Look at every line below and count those containing "Change". Answer with the number only.

Dataset rows describing interfaces
○ ○ ○
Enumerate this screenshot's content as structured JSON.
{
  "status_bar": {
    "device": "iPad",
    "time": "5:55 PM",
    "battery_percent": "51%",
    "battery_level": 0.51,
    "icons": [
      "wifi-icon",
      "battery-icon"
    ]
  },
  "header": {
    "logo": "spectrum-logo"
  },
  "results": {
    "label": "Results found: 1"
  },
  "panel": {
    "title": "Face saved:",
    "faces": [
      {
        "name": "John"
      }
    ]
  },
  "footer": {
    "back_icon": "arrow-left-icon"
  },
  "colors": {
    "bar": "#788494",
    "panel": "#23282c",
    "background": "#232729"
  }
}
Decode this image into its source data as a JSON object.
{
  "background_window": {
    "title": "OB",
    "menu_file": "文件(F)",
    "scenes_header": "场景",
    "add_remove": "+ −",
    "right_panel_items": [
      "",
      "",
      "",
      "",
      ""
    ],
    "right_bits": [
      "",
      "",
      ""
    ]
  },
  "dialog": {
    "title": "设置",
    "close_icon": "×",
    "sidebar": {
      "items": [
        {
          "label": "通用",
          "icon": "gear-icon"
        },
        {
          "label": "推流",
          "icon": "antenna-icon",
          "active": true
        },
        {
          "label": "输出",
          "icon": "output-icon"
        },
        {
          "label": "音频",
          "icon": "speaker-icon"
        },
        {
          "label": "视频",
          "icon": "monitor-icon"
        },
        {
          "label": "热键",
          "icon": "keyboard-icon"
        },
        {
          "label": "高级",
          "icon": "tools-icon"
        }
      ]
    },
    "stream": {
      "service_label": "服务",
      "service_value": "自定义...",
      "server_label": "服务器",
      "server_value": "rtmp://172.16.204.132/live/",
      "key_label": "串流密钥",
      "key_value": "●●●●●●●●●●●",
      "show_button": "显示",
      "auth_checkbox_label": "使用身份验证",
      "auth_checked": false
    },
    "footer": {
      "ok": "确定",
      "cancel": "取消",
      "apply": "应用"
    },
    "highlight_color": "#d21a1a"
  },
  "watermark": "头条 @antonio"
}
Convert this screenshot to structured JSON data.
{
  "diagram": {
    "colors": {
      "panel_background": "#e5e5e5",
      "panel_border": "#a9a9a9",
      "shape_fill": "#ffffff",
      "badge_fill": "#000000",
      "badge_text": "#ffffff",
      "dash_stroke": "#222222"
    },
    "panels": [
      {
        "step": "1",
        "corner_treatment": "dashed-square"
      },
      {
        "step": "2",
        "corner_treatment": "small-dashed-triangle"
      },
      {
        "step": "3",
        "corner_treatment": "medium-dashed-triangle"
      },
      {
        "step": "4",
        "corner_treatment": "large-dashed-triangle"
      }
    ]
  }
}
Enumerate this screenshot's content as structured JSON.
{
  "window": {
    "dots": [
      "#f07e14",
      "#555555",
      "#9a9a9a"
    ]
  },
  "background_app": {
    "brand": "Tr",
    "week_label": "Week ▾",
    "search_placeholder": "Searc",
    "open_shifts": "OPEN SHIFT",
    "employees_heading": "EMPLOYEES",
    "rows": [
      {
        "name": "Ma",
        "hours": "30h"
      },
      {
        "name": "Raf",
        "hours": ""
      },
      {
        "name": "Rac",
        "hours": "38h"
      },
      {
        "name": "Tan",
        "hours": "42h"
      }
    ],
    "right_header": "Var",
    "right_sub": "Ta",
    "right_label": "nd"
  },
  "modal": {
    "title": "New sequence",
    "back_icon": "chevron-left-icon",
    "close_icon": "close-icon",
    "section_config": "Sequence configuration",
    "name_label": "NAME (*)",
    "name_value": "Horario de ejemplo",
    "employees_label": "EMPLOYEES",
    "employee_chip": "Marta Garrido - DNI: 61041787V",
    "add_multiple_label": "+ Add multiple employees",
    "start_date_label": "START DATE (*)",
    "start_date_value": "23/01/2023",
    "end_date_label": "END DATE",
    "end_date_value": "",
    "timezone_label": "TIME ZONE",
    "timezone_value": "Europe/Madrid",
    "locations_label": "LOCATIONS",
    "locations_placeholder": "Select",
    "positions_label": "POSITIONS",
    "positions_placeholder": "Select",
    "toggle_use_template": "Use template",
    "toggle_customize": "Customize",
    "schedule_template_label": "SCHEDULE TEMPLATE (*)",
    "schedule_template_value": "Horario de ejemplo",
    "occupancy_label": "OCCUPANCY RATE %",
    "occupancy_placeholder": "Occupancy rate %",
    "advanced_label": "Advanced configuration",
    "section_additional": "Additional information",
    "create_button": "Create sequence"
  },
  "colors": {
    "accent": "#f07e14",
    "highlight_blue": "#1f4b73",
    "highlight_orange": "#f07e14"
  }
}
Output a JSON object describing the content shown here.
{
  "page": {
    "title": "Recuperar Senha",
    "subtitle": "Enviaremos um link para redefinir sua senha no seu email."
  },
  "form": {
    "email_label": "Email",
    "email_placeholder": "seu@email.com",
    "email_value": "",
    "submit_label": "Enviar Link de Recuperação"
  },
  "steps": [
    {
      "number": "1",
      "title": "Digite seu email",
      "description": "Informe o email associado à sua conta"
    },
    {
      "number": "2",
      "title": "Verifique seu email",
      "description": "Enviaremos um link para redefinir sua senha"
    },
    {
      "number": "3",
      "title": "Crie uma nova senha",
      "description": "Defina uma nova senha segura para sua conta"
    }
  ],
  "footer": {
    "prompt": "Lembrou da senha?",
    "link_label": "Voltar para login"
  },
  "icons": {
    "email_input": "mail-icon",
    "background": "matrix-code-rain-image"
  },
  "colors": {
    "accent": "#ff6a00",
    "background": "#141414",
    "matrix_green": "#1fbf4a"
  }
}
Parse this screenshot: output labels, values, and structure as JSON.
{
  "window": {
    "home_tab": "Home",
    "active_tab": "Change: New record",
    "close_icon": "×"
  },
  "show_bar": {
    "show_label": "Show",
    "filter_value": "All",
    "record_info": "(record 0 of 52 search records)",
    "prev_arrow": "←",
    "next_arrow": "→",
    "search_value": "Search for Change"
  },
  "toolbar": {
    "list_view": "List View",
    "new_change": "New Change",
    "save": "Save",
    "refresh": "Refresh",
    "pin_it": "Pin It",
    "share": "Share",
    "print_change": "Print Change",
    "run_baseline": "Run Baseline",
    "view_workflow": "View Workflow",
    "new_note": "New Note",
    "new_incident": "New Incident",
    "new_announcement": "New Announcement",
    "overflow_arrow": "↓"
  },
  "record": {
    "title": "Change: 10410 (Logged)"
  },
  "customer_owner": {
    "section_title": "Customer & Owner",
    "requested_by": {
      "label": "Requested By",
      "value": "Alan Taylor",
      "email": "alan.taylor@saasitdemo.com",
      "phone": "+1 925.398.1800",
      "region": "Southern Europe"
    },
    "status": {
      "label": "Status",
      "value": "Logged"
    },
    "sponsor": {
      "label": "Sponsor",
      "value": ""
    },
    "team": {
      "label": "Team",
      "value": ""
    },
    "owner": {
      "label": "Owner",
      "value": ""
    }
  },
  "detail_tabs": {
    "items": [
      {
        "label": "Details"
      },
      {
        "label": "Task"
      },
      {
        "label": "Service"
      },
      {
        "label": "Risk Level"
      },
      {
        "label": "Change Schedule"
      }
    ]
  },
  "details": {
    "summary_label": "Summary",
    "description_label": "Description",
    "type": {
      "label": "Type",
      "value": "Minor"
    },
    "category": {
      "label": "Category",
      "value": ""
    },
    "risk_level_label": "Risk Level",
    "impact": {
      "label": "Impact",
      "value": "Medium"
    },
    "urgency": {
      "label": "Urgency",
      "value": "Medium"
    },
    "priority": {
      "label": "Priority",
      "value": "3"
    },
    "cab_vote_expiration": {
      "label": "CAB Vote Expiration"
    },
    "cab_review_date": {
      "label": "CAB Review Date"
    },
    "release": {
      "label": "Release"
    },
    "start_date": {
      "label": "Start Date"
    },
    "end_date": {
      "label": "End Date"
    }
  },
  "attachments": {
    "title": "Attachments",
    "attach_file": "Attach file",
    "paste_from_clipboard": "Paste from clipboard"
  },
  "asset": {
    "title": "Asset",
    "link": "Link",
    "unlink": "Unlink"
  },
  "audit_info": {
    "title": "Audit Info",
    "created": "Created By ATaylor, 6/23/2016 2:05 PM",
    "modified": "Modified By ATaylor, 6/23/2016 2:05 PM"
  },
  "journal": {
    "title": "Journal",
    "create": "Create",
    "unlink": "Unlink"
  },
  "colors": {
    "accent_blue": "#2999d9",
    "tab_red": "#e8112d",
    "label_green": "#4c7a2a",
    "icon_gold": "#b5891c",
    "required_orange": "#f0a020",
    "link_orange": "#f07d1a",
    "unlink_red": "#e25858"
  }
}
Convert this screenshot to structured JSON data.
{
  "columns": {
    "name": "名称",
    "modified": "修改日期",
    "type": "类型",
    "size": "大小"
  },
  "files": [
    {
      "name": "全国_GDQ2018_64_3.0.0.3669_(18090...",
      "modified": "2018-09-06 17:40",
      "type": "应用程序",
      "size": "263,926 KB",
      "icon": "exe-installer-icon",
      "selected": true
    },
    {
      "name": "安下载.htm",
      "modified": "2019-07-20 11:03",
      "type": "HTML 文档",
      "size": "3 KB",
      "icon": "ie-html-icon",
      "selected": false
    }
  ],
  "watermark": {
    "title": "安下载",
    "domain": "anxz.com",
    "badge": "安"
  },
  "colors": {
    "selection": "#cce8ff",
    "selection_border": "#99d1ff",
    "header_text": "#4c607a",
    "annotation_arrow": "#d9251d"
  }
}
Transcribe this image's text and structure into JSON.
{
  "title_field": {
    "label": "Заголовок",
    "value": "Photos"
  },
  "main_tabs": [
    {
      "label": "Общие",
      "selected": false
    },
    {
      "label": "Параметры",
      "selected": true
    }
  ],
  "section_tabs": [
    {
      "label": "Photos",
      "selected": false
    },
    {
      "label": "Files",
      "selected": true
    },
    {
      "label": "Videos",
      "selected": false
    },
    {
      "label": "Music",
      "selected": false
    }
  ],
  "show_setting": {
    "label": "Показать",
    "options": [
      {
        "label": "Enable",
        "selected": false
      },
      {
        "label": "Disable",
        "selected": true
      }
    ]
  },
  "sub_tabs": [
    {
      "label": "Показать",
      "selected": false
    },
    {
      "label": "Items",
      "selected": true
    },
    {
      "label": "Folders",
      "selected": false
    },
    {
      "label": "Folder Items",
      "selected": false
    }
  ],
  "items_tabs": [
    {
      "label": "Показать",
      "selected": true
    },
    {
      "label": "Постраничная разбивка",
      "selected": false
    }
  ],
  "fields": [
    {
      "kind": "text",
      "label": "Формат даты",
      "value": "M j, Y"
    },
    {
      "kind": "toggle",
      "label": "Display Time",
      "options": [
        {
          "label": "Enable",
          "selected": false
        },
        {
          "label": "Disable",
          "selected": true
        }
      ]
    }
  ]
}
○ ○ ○
### SOLUTION TO THIS PROBLEM
6